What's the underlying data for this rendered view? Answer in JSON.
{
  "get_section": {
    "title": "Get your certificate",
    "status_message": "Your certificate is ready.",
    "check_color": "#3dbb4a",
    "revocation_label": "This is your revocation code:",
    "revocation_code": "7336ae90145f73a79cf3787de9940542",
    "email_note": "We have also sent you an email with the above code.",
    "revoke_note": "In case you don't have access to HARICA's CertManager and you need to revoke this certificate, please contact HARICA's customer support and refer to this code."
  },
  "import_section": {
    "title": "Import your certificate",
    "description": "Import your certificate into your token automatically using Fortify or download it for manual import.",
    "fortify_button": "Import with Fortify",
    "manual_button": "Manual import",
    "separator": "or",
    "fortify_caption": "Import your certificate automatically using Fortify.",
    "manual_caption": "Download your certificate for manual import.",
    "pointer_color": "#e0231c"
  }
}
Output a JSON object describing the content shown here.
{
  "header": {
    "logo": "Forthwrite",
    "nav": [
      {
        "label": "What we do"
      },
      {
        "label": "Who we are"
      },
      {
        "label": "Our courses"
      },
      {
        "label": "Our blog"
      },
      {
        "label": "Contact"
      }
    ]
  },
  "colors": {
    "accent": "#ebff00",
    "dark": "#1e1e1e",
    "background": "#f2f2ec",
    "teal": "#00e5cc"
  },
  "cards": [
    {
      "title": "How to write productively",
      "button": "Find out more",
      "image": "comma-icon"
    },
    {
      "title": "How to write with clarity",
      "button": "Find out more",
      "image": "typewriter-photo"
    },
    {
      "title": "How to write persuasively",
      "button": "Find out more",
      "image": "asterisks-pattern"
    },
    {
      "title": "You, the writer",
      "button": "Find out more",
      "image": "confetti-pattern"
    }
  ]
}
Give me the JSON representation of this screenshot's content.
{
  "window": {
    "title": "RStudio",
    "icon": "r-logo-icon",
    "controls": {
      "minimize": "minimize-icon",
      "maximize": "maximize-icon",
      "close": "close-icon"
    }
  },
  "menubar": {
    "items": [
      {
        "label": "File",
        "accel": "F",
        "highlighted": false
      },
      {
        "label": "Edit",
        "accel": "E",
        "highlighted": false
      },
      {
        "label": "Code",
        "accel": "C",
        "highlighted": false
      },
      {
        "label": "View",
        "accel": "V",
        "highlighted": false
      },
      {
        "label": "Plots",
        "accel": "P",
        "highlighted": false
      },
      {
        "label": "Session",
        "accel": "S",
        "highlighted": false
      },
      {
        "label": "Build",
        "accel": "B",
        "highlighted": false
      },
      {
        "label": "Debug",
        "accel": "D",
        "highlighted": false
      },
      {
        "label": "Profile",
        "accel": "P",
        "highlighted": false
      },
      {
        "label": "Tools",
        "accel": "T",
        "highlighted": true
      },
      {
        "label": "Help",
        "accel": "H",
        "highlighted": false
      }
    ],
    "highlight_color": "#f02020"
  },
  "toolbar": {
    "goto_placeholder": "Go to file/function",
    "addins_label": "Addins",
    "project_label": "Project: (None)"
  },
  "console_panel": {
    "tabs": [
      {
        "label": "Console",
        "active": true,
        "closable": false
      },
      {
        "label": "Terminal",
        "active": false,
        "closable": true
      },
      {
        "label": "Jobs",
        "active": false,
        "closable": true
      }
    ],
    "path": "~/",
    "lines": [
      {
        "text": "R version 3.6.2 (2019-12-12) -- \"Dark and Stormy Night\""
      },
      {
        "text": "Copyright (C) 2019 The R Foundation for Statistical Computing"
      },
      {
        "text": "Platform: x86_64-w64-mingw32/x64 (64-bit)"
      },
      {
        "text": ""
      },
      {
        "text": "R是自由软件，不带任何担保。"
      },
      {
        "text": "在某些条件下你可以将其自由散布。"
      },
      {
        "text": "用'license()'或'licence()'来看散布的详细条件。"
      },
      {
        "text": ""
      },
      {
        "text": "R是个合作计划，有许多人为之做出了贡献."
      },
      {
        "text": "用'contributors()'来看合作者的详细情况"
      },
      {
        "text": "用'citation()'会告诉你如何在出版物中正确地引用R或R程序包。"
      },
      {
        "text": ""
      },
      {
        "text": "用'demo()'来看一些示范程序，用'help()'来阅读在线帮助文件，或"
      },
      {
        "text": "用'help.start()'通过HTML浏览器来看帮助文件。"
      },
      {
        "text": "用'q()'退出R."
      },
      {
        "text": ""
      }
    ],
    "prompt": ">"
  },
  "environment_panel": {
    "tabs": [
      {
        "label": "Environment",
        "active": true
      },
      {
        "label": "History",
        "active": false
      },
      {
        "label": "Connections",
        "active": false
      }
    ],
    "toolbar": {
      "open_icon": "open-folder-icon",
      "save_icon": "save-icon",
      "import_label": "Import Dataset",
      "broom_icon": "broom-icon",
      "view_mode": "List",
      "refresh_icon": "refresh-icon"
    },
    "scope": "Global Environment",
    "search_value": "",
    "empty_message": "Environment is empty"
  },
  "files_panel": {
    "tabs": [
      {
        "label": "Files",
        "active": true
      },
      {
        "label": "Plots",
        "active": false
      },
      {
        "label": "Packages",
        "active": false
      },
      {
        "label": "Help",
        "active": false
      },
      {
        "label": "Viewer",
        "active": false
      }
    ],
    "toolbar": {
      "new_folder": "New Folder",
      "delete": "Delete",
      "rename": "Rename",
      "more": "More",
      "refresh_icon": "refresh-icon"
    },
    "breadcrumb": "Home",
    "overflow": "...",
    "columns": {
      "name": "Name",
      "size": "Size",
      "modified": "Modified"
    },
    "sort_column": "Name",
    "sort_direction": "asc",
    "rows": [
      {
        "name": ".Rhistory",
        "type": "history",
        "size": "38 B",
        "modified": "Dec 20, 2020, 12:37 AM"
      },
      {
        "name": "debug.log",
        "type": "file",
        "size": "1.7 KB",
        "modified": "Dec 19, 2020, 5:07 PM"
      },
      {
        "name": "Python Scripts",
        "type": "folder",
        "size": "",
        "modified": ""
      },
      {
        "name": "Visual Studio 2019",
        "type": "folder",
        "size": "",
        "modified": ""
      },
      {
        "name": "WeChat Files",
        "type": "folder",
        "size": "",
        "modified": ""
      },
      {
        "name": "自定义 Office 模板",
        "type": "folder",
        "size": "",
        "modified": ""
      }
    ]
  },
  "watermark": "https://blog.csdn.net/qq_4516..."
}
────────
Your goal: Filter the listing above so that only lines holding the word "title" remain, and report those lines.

Answer space:
    "title": "Get your certificate",
    "title": "Import your certificate",
      "title": "How to write productively",
      "title": "How to write with clarity",
      "title": "How to write persuasively",
      "title": "You, the writer",
    "title": "RStudio",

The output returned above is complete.